Despite whatever arguments the SyFy network cares to put forward about their being a legitimate story to tell, greenlighting a prequel to Battlestar Galactica, the most successful franchise they've ever had does smack a little of cynically milking the cash cow. Particularly when you consider their botched re-branding to the wearily hip, yet decidedly meaningless "SyFy" label, effectively telling their core audience of science-fiction fans that they still want their patronage and their consumer spending power, but that they're absolutely ashamed to death of being even vaguely associated with them and their implied nerdiness.
Good news then that Caprica, named for one of the planet worlds that make up the thirteen colonies of the Galacitca universe, demonstrates early signs of being every bit as rich and layered as BSG's bullet-ridden theology debate amongst the stars. Set some fifty years before the Cylon invasion, Caprica charts the genesis of the Cylon race that would eventually lead to the rebellion and the great war, while at the same time exploring the seeds of religious dissonance that would be the fault line of the breakaway.
At the center of the story are two families, one of which we already know, The Adama's, featuring a ten-year-old Bill Adama caught between the secular world of Caprica and the more devout and conservative Tauron, his ancestral home. Alongside then we have Daniel Greystone (Eric Stoltz, beautifully understated), head of a global tech conglomerate and the inventor of the Cylons. United by a tragedy that sees Daniel lose his daughter and the fabled Joseph Adama (Esai Morales) lose both his daughter and his wife, the two men come to believe that it may be possible to engineer those they have lost back to life.
While it rewards the casual viewer even less than it's predecessor (and that's saying something) it is far from inaccessible. Like Galactica, the premise might be set in a distant galaxy, but its themes are right here right now, albeit through a glass darkly. Once again Ronald D. Moore and his team look at the use of terrorism as a tactic, with the fringe radicals (dubbed Soldiers of The One), of which Greystone's daughter Zoe (Alessandra Torresani) was a member, painted as eerily familiar to western audiences in that they preach devotion to a single, all powerful god.
The show also looks at youth and the way in which the family model has been impacted by technology, addressing the notion that, in the digital age, parents are no longer the dominate influence on their children. Zoe and her friends are secretive, fiercely independent and hide their plots and secrets in a virtual cyberspace that their parents don't even know exists, let alone comprehend.

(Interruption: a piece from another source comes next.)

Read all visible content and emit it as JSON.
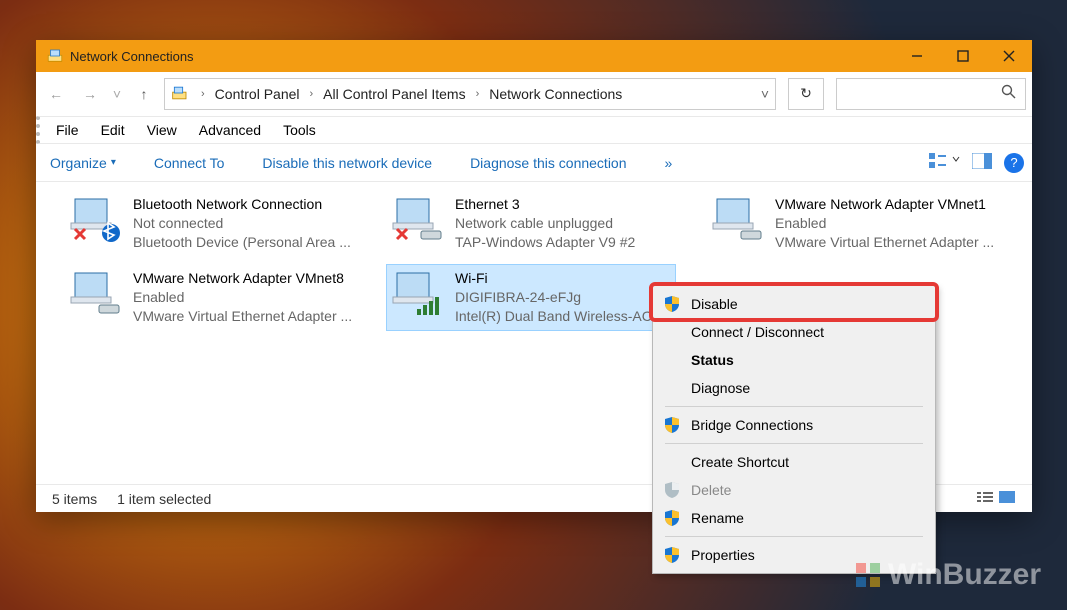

Another core element, as was the case with Galactica, is the sad truth that grief can compel us to act in ways that our rational minds would otherwise reject out of hand, with both Greystone and Adama perusing risky, potentially catastrophic courses of action blinded to the danger by their inconsolable remorse.
It might all be the most gloopy kind of metaphysical soup if it wasn't grounded in instantly recognizable, tried and tested science fiction archetype and convention. Present and correct are such genre standards as robots and their creators, the role of the military in technological r&d, and the mad scientist perusing a noble goal at a tragic cost as yet unknown to him. Finally, we simply must mention the masterful production design, with Moore and his team once again concocting a strange new world, the intricate detail of which doesn't feel much like anything seen before giving the strange allure of being both familiar and alien at the same time.
Starring: Eric Stolltz, Esai Morales, Paula Malcolmson, Polly Walker, Alessandra Torresani, Magda Apanowicz, Sasha Roiz
Created By: David Eick, Ronald D. Moore, Remi Aubuchon
Airtime: Fridays, 9pm EST